▶ [INSTRUCTIONS FOR THE TASK]: For every line below, output the text exactly and leave out images.

Records from a data source:

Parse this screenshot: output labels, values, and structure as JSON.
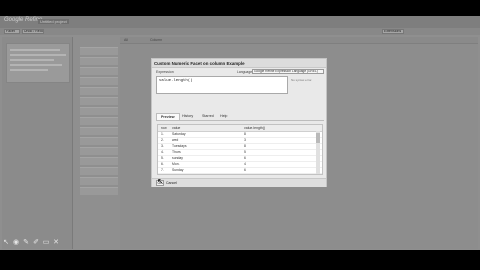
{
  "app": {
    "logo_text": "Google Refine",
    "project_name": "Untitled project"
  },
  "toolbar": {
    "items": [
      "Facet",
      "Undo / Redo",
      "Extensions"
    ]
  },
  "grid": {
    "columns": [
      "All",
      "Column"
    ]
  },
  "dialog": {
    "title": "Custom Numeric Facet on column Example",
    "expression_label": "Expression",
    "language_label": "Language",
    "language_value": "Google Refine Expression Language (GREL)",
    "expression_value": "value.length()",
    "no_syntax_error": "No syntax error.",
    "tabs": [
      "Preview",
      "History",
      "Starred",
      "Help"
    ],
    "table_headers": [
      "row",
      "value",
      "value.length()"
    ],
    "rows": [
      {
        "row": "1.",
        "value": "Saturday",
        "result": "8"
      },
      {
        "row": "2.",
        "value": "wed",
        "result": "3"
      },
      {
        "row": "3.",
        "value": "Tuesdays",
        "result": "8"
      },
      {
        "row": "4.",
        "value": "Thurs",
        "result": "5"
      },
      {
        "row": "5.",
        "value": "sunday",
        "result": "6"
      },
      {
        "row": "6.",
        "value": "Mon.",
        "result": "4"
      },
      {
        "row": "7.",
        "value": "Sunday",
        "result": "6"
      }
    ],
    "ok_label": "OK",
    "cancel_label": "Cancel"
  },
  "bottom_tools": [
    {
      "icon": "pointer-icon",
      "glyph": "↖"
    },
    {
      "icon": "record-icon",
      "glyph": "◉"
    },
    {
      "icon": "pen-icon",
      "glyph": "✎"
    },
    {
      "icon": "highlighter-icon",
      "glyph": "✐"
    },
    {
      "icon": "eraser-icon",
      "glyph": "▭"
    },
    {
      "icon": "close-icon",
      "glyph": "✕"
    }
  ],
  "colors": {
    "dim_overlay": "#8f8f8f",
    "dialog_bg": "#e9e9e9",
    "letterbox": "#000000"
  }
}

▶ [RESPONSE BELOW]:
Parse this screenshot: output labels, values, and structure as JSON.
{
  "app": {
    "logo_text": "Google Refine",
    "project_name": "Untitled project"
  },
  "toolbar": {
    "items": [
      "Facet",
      "Undo / Redo",
      "Extensions"
    ]
  },
  "grid": {
    "columns": [
      "All",
      "Column"
    ]
  },
  "dialog": {
    "title": "Custom Numeric Facet on column Example",
    "expression_label": "Expression",
    "language_label": "Language",
    "language_value": "Google Refine Expression Language (GREL)",
    "expression_value": "value.length()",
    "no_syntax_error": "No syntax error.",
    "tabs": [
      "Preview",
      "History",
      "Starred",
      "Help"
    ],
    "table_headers": [
      "row",
      "value",
      "value.length()"
    ],
    "rows": [
      {
        "row": "1.",
        "value": "Saturday",
        "result": "8"
      },
      {
        "row": "2.",
        "value": "wed",
        "result": "3"
      },
      {
        "row": "3.",
        "value": "Tuesdays",
        "result": "8"
      },
      {
        "row": "4.",
        "value": "Thurs",
        "result": "5"
      },
      {
        "row": "5.",
        "value": "sunday",
        "result": "6"
      },
      {
        "row": "6.",
        "value": "Mon.",
        "result": "4"
      },
      {
        "row": "7.",
        "value": "Sunday",
        "result": "6"
      }
    ],
    "ok_label": "OK",
    "cancel_label": "Cancel"
  },
  "bottom_tools": [
    {
      "icon": "pointer-icon",
      "glyph": "↖"
    },
    {
      "icon": "record-icon",
      "glyph": "◉"
    },
    {
      "icon": "pen-icon",
      "glyph": "✎"
    },
    {
      "icon": "highlighter-icon",
      "glyph": "✐"
    },
    {
      "icon": "eraser-icon",
      "glyph": "▭"
    },
    {
      "icon": "close-icon",
      "glyph": "✕"
    }
  ],
  "colors": {
    "dim_overlay": "#8f8f8f",
    "dialog_bg": "#e9e9e9",
    "letterbox": "#000000"
  }
}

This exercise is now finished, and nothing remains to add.